CSA stands for Community Supported Agriculture, and it's the simplest way to eat local and organic. It's great for people who don't have time to get to the Farmer's Market. This week's delivery includes a watermelon (!), a French Cavillion melon, white nectarines, mango nectarines (which are supposed to taste like mango), grapes, kale, red leaf lettuce, a huge bunch of basil which is supposed to last for weeks in water, Armenian cucumber, onions, garlic, potatoes, baby heirloom eggplant, assorted summer squash, beets, okra, cherry tomatoes, an heirloom tomato, and the treat is a cherry white chocolate blondie. What do you think I tasted first? Before they started a CSA, Auntie Em's was famous for their baked goods.
I'm particularly excited about the okra because my husband is from the south and we both loved the fried okra his aunt Mabel used to make. I asked her to write out some of her favorite recipes for me, and for the okra recipe she wrote "you'll have to use frozen okra." I wish she were still alive to see me making fresh okra! I can't wait to try it.
A reader asked me to describe how I wash and store all this produce. If I ever have a question, I send an email to the chef at Auntie Em's, who runs the CSA. She usually responds within a short time, sometimes immediately. But generally she has told me to wash right before you're going to use something, and store everything in the crisper. Greens go in plastic in the crisper, but everything else - potatoes, squash, beets, baby onions, etc. - can all be stored loose in the crisper.
So far that system is working, because this is our 6th delivery, and I have yet to have anything go bad on me. I'm very careful about using it all because I would hate to see anything go to waste. I try to use the ripest and most delicate items within the first few days, and save the root vegetables and potatoes for the second week.
I can't recommend joining a CSA highly enough. You'll be doing yourself and your family a big favor. Everything tastes absolutely delicious, you're supporting local farmers, you'll become a better and more creative cook, and it's so convenient. Best of all, this convenience has not caused my grocery budget to go up at all. With all this fresh produce to eat, I buy a lot less snack foods. Joining a CSA is good for your health AND for the environment. What a great win/win.
If you live in Los Angeles, Auntie Em's delivers to a wide area. And they even provide a weekly recipe along with a list of what's in your produce box. I've posted their recipe for Stuffed Baby Heirloom Eggplant below this post.
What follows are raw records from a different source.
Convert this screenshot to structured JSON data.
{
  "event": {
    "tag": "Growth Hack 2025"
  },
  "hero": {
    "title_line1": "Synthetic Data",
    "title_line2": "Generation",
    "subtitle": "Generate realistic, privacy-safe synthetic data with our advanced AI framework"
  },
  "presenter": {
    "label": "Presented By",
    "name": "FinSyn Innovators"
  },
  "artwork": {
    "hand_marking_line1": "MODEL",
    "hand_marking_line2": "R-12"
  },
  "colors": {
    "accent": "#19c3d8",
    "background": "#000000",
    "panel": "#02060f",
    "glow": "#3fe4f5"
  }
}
Are you a member of a CSA? Would you consider joining one? Please leave your thoughts and questions in the Comments section.